This painful night seems to repeat itself and happen in spurts for my daughter, meaning a couple of nights in a row before we get some relief. This has been going on for a couple of years and I never knew about this kind of pain until it happened to her. The first time this happened was when she was two years old and I assumed it was cramping due to dehydration or a lack of potassium. Then another time when she was three years old, she crumpled to the ground in pain and couldn’t get herself back up. But this time, at four years old this summer, this was the worst pain I’d ever seen her in and it went on and off for an entire week. I began to worry that she may be developing pediatric arthritis, otherwise known as, Junior Idiopathic Arthritis as we have a family history of this.
Over time, I’ve learned that this is best known as growing pains. I eventually heard similar stories from friends and colleagues about their growing pains as a child or their own experiences with their young children. One woman even said the growing pains went on into her teens and the only comfort she found was in putting sports crème on her legs, wrapping them and laying them on a heating pad overnight. It made me feel less alone each time I heard stories of commiseration, but I wondered what are growing pains and how can I help.
It seems that growing pains are a bit of mystery in the medical field too. In fact, the American Academy of Pediatrics says, “Some girls and boys complain of muscle aches around bedtime or wake up with pains in their legs and arms after sleeping for an hour or two. These aches are sometimes called growing pains. Although no one knows for sure what’s behind them, growth is not the cause; even at the peak of an adolescent growth spurt, a child’s rate of growth is too gradual to be painful. Growing pains may consist of tenderness caused by overwork during hard exercise. Children don’t feel sore while they’re having fun; only later, when the muscles relax, do the pains come on.”
Here are some tips from the AAP to help, but you may have some tried and true recommendations too.
What Parents Can Do to Help Lessen the Pain: You may not be able to prevent growing pains, but you can help your child lessen the aches.
- Call for periodic rest breaks during energetic play and encourage your child to take part in a variety of sports and activities.

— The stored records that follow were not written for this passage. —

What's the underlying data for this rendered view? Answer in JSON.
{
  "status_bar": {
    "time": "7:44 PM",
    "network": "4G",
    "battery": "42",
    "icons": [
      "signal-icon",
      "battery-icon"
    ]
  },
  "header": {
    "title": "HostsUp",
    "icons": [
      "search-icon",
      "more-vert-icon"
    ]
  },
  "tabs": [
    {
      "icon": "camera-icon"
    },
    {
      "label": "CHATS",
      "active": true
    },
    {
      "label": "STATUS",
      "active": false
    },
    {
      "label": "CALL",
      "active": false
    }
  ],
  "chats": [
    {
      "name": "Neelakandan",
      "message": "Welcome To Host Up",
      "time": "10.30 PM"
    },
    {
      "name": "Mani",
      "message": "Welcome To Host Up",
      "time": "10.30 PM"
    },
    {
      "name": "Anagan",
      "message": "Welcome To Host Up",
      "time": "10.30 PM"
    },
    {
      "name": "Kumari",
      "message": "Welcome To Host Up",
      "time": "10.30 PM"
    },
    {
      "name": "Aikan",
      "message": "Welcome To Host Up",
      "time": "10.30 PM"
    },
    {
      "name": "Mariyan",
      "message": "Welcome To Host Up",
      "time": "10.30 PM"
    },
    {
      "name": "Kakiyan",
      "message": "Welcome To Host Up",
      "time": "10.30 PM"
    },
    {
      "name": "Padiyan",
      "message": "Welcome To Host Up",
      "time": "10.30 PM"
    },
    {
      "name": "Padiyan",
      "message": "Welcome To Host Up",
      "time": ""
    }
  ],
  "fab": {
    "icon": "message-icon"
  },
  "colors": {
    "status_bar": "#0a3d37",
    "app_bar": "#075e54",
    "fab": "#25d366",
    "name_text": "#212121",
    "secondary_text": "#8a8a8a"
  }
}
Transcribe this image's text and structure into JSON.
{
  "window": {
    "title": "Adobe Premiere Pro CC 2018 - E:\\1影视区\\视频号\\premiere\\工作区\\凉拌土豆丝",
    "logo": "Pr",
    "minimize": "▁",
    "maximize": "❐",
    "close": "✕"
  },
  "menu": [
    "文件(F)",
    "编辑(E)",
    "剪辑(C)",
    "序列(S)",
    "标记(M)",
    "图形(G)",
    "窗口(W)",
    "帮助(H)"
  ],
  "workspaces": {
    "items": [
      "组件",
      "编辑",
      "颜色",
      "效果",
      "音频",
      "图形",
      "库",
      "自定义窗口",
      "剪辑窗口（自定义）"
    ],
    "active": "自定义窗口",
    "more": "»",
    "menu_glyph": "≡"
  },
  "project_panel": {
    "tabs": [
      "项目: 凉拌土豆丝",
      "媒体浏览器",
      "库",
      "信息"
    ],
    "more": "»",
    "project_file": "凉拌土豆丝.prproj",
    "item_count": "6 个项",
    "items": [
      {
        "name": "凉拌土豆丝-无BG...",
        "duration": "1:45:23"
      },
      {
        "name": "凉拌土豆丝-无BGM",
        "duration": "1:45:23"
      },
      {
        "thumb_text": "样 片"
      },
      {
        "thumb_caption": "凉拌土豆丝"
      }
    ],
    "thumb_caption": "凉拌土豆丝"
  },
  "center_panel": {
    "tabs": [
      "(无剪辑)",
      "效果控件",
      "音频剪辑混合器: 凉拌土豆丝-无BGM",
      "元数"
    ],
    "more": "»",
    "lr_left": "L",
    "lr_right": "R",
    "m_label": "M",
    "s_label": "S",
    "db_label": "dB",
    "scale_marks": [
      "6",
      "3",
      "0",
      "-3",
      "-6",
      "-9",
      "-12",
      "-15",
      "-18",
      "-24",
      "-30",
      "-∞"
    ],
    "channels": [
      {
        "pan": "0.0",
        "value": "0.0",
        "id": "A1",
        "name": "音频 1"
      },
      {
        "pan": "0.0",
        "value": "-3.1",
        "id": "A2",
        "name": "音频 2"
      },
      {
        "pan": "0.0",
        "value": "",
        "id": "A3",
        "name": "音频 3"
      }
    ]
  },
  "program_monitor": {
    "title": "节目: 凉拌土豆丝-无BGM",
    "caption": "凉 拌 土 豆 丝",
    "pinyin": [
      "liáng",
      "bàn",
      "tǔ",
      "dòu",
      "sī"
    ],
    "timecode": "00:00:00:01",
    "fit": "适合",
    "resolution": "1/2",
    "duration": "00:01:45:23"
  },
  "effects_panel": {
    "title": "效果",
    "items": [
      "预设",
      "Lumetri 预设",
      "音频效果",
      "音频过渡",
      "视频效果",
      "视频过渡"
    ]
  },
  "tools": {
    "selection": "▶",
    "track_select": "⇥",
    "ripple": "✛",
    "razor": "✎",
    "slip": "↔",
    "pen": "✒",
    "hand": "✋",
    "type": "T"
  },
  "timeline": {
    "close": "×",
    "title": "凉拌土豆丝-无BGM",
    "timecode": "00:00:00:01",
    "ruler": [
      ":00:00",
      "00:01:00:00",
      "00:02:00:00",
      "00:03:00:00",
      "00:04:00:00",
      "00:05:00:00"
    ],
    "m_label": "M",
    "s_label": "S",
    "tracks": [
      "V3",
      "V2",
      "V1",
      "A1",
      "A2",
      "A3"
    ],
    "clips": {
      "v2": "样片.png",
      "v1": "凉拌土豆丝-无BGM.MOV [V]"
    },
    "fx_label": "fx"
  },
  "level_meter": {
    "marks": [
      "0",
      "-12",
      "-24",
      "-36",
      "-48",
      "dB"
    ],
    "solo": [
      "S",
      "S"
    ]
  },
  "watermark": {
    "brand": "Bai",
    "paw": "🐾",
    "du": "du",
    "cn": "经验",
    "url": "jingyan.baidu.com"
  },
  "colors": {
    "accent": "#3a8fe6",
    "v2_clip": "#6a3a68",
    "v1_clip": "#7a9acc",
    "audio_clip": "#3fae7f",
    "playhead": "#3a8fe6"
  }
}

In this way, he’ll give different muscle groups a workout and avoid overstraining the same muscles day after day.
- A warm bath before bedtime may help soothe muscles and ease aches.
- When growing pains are bothersome, gently massage your child’s limbs.
- A dose of children’s acetaminophen or ibuprofen may be helpful.
When to Call Your Pediatrician Call your pediatrician if your child has any of the following symptoms:
- Severe pain
- Swelling that doesn’t decrease or that grows worse after 24 hours, despite first aid with rest, ice or a cool compress, compression and elevation.
- A persistent lump in a muscle
- Reddening or increased warmth of the skin overlying the muscle
- Dark urine, especially after exercise (If severe enough, this may require emergency care.)
Other helpful links:
Please consult with your pediatrician if you have any concerns about your child.
While we aren’t getting as much rest as we’d like, some small silver lining lies in our toddler’s mind; that she’s growing like a beanstalk every night.